**Records**
########
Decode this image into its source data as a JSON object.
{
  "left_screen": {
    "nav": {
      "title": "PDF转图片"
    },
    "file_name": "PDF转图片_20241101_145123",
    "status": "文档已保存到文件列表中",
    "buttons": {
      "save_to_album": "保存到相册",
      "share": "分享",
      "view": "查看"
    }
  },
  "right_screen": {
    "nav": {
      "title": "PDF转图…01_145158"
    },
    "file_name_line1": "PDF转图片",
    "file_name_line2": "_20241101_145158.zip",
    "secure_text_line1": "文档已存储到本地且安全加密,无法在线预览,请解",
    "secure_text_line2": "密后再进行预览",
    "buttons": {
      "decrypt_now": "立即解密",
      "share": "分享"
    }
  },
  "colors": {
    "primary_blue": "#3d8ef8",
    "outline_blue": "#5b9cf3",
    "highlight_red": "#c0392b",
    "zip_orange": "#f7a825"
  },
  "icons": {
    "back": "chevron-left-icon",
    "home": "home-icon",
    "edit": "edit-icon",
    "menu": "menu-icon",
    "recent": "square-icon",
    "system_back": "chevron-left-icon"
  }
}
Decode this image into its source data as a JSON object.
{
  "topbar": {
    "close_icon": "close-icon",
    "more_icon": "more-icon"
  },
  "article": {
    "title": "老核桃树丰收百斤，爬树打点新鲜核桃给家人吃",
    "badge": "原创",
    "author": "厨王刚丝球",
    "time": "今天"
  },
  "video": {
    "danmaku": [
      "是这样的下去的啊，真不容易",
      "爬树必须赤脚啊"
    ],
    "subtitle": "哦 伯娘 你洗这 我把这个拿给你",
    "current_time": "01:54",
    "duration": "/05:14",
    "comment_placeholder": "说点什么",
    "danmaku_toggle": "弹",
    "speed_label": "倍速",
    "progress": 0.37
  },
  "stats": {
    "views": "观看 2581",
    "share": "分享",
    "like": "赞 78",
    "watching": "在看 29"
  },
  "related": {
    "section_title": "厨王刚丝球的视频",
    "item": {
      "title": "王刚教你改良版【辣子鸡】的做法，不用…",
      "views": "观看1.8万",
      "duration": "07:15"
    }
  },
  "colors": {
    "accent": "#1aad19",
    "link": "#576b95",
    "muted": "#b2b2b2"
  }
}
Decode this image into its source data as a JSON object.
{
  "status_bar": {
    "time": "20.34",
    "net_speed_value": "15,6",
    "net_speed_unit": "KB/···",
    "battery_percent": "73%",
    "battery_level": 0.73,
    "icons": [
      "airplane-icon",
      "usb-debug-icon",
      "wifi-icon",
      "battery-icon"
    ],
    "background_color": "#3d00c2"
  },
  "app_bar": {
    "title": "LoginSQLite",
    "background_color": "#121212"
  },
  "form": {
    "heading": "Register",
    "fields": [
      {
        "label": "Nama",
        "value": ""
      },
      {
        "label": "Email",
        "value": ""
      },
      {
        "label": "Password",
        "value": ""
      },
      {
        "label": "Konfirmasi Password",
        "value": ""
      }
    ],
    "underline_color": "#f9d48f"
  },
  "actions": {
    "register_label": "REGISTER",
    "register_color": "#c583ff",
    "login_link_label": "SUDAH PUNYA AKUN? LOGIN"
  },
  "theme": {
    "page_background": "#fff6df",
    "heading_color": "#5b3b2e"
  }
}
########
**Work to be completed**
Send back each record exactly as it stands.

**Written answer**
Decode this image into its source data as a JSON object.
{
  "left_screen": {
    "nav": {
      "title": "PDF转图片"
    },
    "file_name": "PDF转图片_20241101_145123",
    "status": "文档已保存到文件列表中",
    "buttons": {
      "save_to_album": "保存到相册",
      "share": "分享",
      "view": "查看"
    }
  },
  "right_screen": {
    "nav": {
      "title": "PDF转图…01_145158"
    },
    "file_name_line1": "PDF转图片",
    "file_name_line2": "_20241101_145158.zip",
    "secure_text_line1": "文档已存储到本地且安全加密,无法在线预览,请解",
    "secure_text_line2": "密后再进行预览",
    "buttons": {
      "decrypt_now": "立即解密",
      "share": "分享"
    }
  },
  "colors": {
    "primary_blue": "#3d8ef8",
    "outline_blue": "#5b9cf3",
    "highlight_red": "#c0392b",
    "zip_orange": "#f7a825"
  },
  "icons": {
    "back": "chevron-left-icon",
    "home": "home-icon",
    "edit": "edit-icon",
    "menu": "menu-icon",
    "recent": "square-icon",
    "system_back": "chevron-left-icon"
  }
}
Decode this image into its source data as a JSON object.
{
  "topbar": {
    "close_icon": "close-icon",
    "more_icon": "more-icon"
  },
  "article": {
    "title": "老核桃树丰收百斤，爬树打点新鲜核桃给家人吃",
    "badge": "原创",
    "author": "厨王刚丝球",
    "time": "今天"
  },
  "video": {
    "danmaku": [
      "是这样的下去的啊，真不容易",
      "爬树必须赤脚啊"
    ],
    "subtitle": "哦 伯娘 你洗这 我把这个拿给你",
    "current_time": "01:54",
    "duration": "/05:14",
    "comment_placeholder": "说点什么",
    "danmaku_toggle": "弹",
    "speed_label": "倍速",
    "progress": 0.37
  },
  "stats": {
    "views": "观看 2581",
    "share": "分享",
    "like": "赞 78",
    "watching": "在看 29"
  },
  "related": {
    "section_title": "厨王刚丝球的视频",
    "item": {
      "title": "王刚教你改良版【辣子鸡】的做法，不用…",
      "views": "观看1.8万",
      "duration": "07:15"
    }
  },
  "colors": {
    "accent": "#1aad19",
    "link": "#576b95",
    "muted": "#b2b2b2"
  }
}
Decode this image into its source data as a JSON object.
{
  "status_bar": {
    "time": "20.34",
    "net_speed_value": "15,6",
    "net_speed_unit": "KB/···",
    "battery_percent": "73%",
    "battery_level": 0.73,
    "icons": [
      "airplane-icon",
      "usb-debug-icon",
      "wifi-icon",
      "battery-icon"
    ],
    "background_color": "#3d00c2"
  },
  "app_bar": {
    "title": "LoginSQLite",
    "background_color": "#121212"
  },
  "form": {
    "heading": "Register",
    "fields": [
      {
        "label": "Nama",
        "value": ""
      },
      {
        "label": "Email",
        "value": ""
      },
      {
        "label": "Password",
        "value": ""
      },
      {
        "label": "Konfirmasi Password",
        "value": ""
      }
    ],
    "underline_color": "#f9d48f"
  },
  "actions": {
    "register_label": "REGISTER",
    "register_color": "#c583ff",
    "login_link_label": "SUDAH PUNYA AKUN? LOGIN"
  },
  "theme": {
    "page_background": "#fff6df",
    "heading_color": "#5b3b2e"
  }
}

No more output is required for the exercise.